“Any prison time is too much,” said Ashley Anderson, co-founder of DeChristopher’s non-profit, Peaceful Uprising. “It’s outrageous that the government is unfairly and unequally trying to make an example out of Tim while fossil fuel industries get away with much worse crimes everyday. This is not justice.” …
Update 1: The Salt Lake Tribune reports that about 30 DeChristopher supporters protesting the sentence on the streets outside the courthouse have been arrested for disrupting traffic. "One protester was carried off by police. Another blew a kiss. And another marched away singing with her wrists bound. The arrests were met largely by
Update 2: Grist recorded a series of video interviews yesterday with Tim DeChristopher on his thoughts about the sentencing and the underlying issues of peaceful resistance to industry control of government. With Grist's kind permission, we're posting them below.
VIDEO From Netroots Nation 2011: Tim DeChristopher participated in a panel discussion on “Dirty Energy: The Fight Against Coal, Oil, Natural Gas and Nuclear Power”
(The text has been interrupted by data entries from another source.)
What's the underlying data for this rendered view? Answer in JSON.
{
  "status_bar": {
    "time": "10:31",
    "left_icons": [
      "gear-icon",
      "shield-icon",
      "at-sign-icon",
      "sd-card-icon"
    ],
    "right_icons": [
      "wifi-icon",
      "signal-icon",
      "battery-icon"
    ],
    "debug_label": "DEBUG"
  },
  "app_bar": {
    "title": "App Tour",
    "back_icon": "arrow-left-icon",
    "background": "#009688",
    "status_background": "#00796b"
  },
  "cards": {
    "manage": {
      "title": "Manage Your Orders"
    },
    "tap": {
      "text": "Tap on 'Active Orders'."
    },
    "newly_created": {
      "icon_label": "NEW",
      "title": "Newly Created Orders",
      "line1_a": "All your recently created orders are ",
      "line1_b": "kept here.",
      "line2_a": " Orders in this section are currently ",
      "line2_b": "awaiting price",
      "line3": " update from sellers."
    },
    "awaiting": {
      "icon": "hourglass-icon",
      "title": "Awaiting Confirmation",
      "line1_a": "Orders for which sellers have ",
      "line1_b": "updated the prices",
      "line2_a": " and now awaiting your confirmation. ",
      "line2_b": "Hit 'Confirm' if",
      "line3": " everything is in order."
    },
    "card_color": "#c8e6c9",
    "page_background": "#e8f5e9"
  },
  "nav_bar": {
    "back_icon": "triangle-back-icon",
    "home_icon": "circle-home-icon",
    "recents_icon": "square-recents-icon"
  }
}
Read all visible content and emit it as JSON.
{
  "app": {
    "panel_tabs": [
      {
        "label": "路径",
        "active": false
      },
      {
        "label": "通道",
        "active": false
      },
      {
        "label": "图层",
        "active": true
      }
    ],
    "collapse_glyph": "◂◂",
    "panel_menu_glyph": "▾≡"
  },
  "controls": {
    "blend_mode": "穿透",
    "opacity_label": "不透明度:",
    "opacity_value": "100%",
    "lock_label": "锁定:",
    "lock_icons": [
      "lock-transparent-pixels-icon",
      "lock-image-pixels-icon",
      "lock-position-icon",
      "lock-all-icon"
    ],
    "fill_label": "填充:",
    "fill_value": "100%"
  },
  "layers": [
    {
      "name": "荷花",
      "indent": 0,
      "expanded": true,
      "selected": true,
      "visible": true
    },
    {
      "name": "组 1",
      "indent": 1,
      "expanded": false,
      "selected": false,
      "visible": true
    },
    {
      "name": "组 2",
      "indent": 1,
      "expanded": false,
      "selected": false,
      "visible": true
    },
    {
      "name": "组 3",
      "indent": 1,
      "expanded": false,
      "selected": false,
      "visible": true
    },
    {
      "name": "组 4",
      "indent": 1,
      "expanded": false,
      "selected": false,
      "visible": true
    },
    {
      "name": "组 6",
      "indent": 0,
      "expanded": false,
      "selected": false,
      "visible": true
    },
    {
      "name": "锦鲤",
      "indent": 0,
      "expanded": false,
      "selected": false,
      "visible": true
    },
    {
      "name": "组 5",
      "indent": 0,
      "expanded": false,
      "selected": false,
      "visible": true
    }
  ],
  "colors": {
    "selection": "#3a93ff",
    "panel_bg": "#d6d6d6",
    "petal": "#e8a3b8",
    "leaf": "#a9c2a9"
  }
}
On Friday December 19, 2008, University of Utah economics student and environmental activist Tim DeChristopher, 27, made a spur-of-the-moment decision to disrupt a controversial Bureau of Land Management (BLM) oil lease auction by bidding on parcels of land near Arches and Canyonlands National Parks, bidding on land he knew he could not afford, driving up prices, and winning about 22,500 acres worth $1.8 million. He was summarily arrested for this monkey-wrench variety of civil disobedience and has said he is willing to risk jail time as a result of his actions. One of the Obama administration’s first actions was to cancel the questionable sale, making his purchases moot, but now DeChristopher has been indicted on two felony counts and faces up to 10 years in prison. Will justice be served by turning DeChristopher into a criminal?